Several major industrial companies have been issued show-cause notices for their activities
In a blatant disregard for environmental laws, two leading Chittagong-based business groups have razed vast tracts of hills to construct roads.
The errant businesses were identified as Kabir Steel Re-rolling Mills Ltd (KSRM) and PHP Float Glass Industries Ltd.
This was revealed when an enforcement team from the Department of Environment conducted drives at Barabkunda in Sitakunda on February 23.
During the raids, the DoE team discovered that KSRM Ltd illegally razed 5,540 square feet of hills to construct a road.

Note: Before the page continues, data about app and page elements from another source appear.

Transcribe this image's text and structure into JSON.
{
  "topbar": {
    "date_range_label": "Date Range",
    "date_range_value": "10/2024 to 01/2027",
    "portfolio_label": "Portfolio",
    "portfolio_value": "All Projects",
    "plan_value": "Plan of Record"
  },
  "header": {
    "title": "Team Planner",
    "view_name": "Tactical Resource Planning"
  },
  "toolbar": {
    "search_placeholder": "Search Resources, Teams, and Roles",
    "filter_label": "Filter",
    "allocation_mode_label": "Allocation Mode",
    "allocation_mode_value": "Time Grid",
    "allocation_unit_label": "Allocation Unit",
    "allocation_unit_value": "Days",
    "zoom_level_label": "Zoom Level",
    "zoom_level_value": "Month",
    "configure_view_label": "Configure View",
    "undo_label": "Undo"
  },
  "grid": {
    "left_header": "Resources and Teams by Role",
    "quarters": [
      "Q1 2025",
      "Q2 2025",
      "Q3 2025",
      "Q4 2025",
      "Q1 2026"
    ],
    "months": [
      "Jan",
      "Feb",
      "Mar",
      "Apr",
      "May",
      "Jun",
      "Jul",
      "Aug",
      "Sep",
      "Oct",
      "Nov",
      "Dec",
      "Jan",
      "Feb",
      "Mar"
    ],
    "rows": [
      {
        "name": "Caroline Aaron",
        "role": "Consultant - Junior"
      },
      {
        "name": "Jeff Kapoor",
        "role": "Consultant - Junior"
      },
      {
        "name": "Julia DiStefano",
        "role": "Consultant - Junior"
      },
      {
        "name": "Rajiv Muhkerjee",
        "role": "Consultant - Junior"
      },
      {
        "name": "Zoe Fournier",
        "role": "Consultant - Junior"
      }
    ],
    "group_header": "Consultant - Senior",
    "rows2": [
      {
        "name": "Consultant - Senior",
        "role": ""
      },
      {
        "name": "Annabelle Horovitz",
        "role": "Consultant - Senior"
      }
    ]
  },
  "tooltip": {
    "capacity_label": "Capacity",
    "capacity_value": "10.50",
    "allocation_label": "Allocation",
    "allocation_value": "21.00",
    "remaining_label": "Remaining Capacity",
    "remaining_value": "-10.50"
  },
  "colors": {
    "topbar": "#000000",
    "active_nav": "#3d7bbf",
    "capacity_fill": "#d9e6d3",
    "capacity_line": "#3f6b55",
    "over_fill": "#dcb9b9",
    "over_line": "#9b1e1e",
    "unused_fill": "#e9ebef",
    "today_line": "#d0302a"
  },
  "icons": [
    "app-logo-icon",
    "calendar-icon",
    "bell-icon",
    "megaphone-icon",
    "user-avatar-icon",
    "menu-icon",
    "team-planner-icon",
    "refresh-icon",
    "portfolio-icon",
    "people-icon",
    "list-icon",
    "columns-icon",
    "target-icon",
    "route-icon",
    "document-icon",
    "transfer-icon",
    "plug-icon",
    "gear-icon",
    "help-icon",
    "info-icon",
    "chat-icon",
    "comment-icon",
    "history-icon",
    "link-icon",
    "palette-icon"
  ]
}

Similarly, PHP Ltd also razed over 21,750 square feet of hills in Barabkunda to construct a road.
Moazzam Hossain, director of DoE (Chittagong) told the Dhaka Tribune that no permission was given in the area to cut or raze hills.
He said: "It is a punishable offence to cut or raze hills without taking permission from the government. We have already summoned the two errant businesses for a hearing on March 6 to explain why legal action should not be taken against them for illegally razing hills. They will face legal action, including lawsuits, if they do not comply with the order."
According to urban planners, the hills of the country are basically composed of unconsolidated sedimentary rocks such as sandstone, siltstone, shale and conglomerate.
The hills of the port city were formed in the early Cenozoic Era.
Muhammad Rashidul Hasan, assistant professor at the Department of Urban and Regional Planning of Chittagong University of Engineering and Technology (Cuet), told the Dhaka Tribune that unsustainable use of land and rampant hill-cutting were two major reasons for landslide vulnerability in the hilly areas of Chittagong.
He explained: “Unlike other parts of the country, the hills of the Chittagong region are constituted of crumbling soil and become vulnerable after heavy rainfall if the surface is not covered with vegetation.
“The soil becomes heavy after absorbing rainwater and the steep slopes cannot bear the weight of the wet soil or mud, resulting in landslides.”
The situation is aggravated by hill-cutting, Rashid added. “The slopes are cut at 70-80 degrees, which increases the risk of landslides.”
As per the Environment Conservation (Amendment) Act 2010, hill cutting is a cognizable offence and no government, semi-government, or autonomous organization is allowed to cut or raze hills without prior permission from the authorities concerned.
The penalty for cutting hills without approval is up to two years imprisonment, a fine of Tk2 lakhs, or both, for a first offence. For a subsequent offence the penalty is up to ten years rigorous imprisonment or a fine of Tk10 lakhs, or both.
Under the terms of Building Construction Rules-1996, a clearance certificate must be obtained from Department of Environment for razing or cutting any hill.